* [REQUIRED WORK]: Return every entry exactly.
Top of SOURCE MATERIAL
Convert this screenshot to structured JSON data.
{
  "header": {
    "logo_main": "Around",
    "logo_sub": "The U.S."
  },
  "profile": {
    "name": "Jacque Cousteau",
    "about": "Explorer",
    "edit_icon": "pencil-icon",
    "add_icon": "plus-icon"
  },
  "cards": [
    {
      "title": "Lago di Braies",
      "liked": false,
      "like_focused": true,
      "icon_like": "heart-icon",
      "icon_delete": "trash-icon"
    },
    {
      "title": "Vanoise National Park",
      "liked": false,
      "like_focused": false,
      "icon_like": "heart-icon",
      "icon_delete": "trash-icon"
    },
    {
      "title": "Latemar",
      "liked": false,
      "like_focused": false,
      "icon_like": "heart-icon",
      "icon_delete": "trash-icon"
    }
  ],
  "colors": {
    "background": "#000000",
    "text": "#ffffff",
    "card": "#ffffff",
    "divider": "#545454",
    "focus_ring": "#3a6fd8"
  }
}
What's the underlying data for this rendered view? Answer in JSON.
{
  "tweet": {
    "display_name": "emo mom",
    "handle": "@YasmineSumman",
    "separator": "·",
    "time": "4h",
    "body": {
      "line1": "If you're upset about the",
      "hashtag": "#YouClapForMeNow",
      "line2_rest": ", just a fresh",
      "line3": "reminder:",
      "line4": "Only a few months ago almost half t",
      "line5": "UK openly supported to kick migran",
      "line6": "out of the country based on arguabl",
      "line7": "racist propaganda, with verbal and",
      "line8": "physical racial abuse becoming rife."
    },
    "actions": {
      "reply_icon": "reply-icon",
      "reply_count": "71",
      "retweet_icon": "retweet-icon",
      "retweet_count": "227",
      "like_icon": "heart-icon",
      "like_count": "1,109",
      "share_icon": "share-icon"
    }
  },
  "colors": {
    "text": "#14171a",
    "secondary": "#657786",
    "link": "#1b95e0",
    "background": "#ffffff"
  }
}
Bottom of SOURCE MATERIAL
* [YOUR RESPONSE]:
Convert this screenshot to structured JSON data.
{
  "header": {
    "logo_main": "Around",
    "logo_sub": "The U.S."
  },
  "profile": {
    "name": "Jacque Cousteau",
    "about": "Explorer",
    "edit_icon": "pencil-icon",
    "add_icon": "plus-icon"
  },
  "cards": [
    {
      "title": "Lago di Braies",
      "liked": false,
      "like_focused": true,
      "icon_like": "heart-icon",
      "icon_delete": "trash-icon"
    },
    {
      "title": "Vanoise National Park",
      "liked": false,
      "like_focused": false,
      "icon_like": "heart-icon",
      "icon_delete": "trash-icon"
    },
    {
      "title": "Latemar",
      "liked": false,
      "like_focused": false,
      "icon_like": "heart-icon",
      "icon_delete": "trash-icon"
    }
  ],
  "colors": {
    "background": "#000000",
    "text": "#ffffff",
    "card": "#ffffff",
    "divider": "#545454",
    "focus_ring": "#3a6fd8"
  }
}
What's the underlying data for this rendered view? Answer in JSON.
{
  "tweet": {
    "display_name": "emo mom",
    "handle": "@YasmineSumman",
    "separator": "·",
    "time": "4h",
    "body": {
      "line1": "If you're upset about the",
      "hashtag": "#YouClapForMeNow",
      "line2_rest": ", just a fresh",
      "line3": "reminder:",
      "line4": "Only a few months ago almost half t",
      "line5": "UK openly supported to kick migran",
      "line6": "out of the country based on arguabl",
      "line7": "racist propaganda, with verbal and",
      "line8": "physical racial abuse becoming rife."
    },
    "actions": {
      "reply_icon": "reply-icon",
      "reply_count": "71",
      "retweet_icon": "retweet-icon",
      "retweet_count": "227",
      "like_icon": "heart-icon",
      "like_count": "1,109",
      "share_icon": "share-icon"
    }
  },
  "colors": {
    "text": "#14171a",
    "secondary": "#657786",
    "link": "#1b95e0",
    "background": "#ffffff"
  }
}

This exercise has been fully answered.